▸ Problem description
Repeat every line of the material that follows, word for word.

▸ Data under study

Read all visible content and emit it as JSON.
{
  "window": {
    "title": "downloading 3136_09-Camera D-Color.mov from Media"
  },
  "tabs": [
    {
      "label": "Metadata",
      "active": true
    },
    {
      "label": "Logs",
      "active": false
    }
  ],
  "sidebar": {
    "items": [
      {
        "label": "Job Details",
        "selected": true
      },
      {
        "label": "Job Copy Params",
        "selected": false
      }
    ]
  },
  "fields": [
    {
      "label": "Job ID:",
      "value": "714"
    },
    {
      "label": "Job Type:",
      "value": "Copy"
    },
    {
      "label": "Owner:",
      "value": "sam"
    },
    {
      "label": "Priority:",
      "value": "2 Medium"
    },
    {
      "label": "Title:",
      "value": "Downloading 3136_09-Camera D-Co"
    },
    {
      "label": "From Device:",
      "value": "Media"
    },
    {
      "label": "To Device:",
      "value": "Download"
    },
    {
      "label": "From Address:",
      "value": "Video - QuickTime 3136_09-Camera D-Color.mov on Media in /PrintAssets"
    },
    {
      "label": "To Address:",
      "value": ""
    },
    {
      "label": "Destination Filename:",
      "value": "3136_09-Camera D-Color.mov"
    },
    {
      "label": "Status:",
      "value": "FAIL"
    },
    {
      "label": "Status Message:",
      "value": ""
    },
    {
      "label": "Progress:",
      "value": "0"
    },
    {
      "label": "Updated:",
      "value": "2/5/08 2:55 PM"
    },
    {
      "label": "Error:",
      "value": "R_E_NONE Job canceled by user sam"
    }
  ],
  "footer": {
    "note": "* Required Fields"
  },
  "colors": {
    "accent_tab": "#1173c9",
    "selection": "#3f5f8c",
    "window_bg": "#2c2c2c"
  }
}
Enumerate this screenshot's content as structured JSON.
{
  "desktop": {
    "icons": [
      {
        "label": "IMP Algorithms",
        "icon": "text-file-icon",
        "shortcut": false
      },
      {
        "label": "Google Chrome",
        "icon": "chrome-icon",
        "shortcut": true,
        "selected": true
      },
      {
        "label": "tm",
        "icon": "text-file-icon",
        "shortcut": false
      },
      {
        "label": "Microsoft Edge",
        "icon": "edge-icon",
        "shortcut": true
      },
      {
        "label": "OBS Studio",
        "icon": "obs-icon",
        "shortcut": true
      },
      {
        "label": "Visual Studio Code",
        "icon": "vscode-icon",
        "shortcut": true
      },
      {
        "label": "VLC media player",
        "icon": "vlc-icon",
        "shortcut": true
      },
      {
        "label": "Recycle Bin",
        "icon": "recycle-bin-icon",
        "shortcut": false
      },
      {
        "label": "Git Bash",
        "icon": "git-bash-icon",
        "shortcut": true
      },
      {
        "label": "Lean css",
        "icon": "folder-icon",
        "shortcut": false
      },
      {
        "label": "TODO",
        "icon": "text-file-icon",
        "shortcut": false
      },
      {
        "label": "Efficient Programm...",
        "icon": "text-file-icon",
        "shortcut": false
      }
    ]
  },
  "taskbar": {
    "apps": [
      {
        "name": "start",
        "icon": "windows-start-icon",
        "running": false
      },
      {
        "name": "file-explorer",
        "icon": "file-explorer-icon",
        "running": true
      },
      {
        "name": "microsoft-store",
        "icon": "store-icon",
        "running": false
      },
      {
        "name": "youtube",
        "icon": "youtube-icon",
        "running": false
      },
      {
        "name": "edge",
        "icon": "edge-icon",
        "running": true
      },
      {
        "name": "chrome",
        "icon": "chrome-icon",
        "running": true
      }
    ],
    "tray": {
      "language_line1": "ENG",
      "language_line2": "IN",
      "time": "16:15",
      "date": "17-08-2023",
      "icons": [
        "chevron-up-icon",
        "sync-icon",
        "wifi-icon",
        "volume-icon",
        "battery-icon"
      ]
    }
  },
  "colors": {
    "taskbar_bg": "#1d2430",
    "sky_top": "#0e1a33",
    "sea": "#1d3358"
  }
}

▸ Answer box
Read all visible content and emit it as JSON.
{
  "window": {
    "title": "downloading 3136_09-Camera D-Color.mov from Media"
  },
  "tabs": [
    {
      "label": "Metadata",
      "active": true
    },
    {
      "label": "Logs",
      "active": false
    }
  ],
  "sidebar": {
    "items": [
      {
        "label": "Job Details",
        "selected": true
      },
      {
        "label": "Job Copy Params",
        "selected": false
      }
    ]
  },
  "fields": [
    {
      "label": "Job ID:",
      "value": "714"
    },
    {
      "label": "Job Type:",
      "value": "Copy"
    },
    {
      "label": "Owner:",
      "value": "sam"
    },
    {
      "label": "Priority:",
      "value": "2 Medium"
    },
    {
      "label": "Title:",
      "value": "Downloading 3136_09-Camera D-Co"
    },
    {
      "label": "From Device:",
      "value": "Media"
    },
    {
      "label": "To Device:",
      "value": "Download"
    },
    {
      "label": "From Address:",
      "value": "Video - QuickTime 3136_09-Camera D-Color.mov on Media in /PrintAssets"
    },
    {
      "label": "To Address:",
      "value": ""
    },
    {
      "label": "Destination Filename:",
      "value": "3136_09-Camera D-Color.mov"
    },
    {
      "label": "Status:",
      "value": "FAIL"
    },
    {
      "label": "Status Message:",
      "value": ""
    },
    {
      "label": "Progress:",
      "value": "0"
    },
    {
      "label": "Updated:",
      "value": "2/5/08 2:55 PM"
    },
    {
      "label": "Error:",
      "value": "R_E_NONE Job canceled by user sam"
    }
  ],
  "footer": {
    "note": "* Required Fields"
  },
  "colors": {
    "accent_tab": "#1173c9",
    "selection": "#3f5f8c",
    "window_bg": "#2c2c2c"
  }
}
Enumerate this screenshot's content as structured JSON.
{
  "desktop": {
    "icons": [
      {
        "label": "IMP Algorithms",
        "icon": "text-file-icon",
        "shortcut": false
      },
      {
        "label": "Google Chrome",
        "icon": "chrome-icon",
        "shortcut": true,
        "selected": true
      },
      {
        "label": "tm",
        "icon": "text-file-icon",
        "shortcut": false
      },
      {
        "label": "Microsoft Edge",
        "icon": "edge-icon",
        "shortcut": true
      },
      {
        "label": "OBS Studio",
        "icon": "obs-icon",
        "shortcut": true
      },
      {
        "label": "Visual Studio Code",
        "icon": "vscode-icon",
        "shortcut": true
      },
      {
        "label": "VLC media player",
        "icon": "vlc-icon",
        "shortcut": true
      },
      {
        "label": "Recycle Bin",
        "icon": "recycle-bin-icon",
        "shortcut": false
      },
      {
        "label": "Git Bash",
        "icon": "git-bash-icon",
        "shortcut": true
      },
      {
        "label": "Lean css",
        "icon": "folder-icon",
        "shortcut": false
      },
      {
        "label": "TODO",
        "icon": "text-file-icon",
        "shortcut": false
      },
      {
        "label": "Efficient Programm...",
        "icon": "text-file-icon",
        "shortcut": false
      }
    ]
  },
  "taskbar": {
    "apps": [
      {
        "name": "start",
        "icon": "windows-start-icon",
        "running": false
      },
      {
        "name": "file-explorer",
        "icon": "file-explorer-icon",
        "running": true
      },
      {
        "name": "microsoft-store",
        "icon": "store-icon",
        "running": false
      },
      {
        "name": "youtube",
        "icon": "youtube-icon",
        "running": false
      },
      {
        "name": "edge",
        "icon": "edge-icon",
        "running": true
      },
      {
        "name": "chrome",
        "icon": "chrome-icon",
        "running": true
      }
    ],
    "tray": {
      "language_line1": "ENG",
      "language_line2": "IN",
      "time": "16:15",
      "date": "17-08-2023",
      "icons": [
        "chevron-up-icon",
        "sync-icon",
        "wifi-icon",
        "volume-icon",
        "battery-icon"
      ]
    }
  },
  "colors": {
    "taskbar_bg": "#1d2430",
    "sky_top": "#0e1a33",
    "sea": "#1d3358"
  }
}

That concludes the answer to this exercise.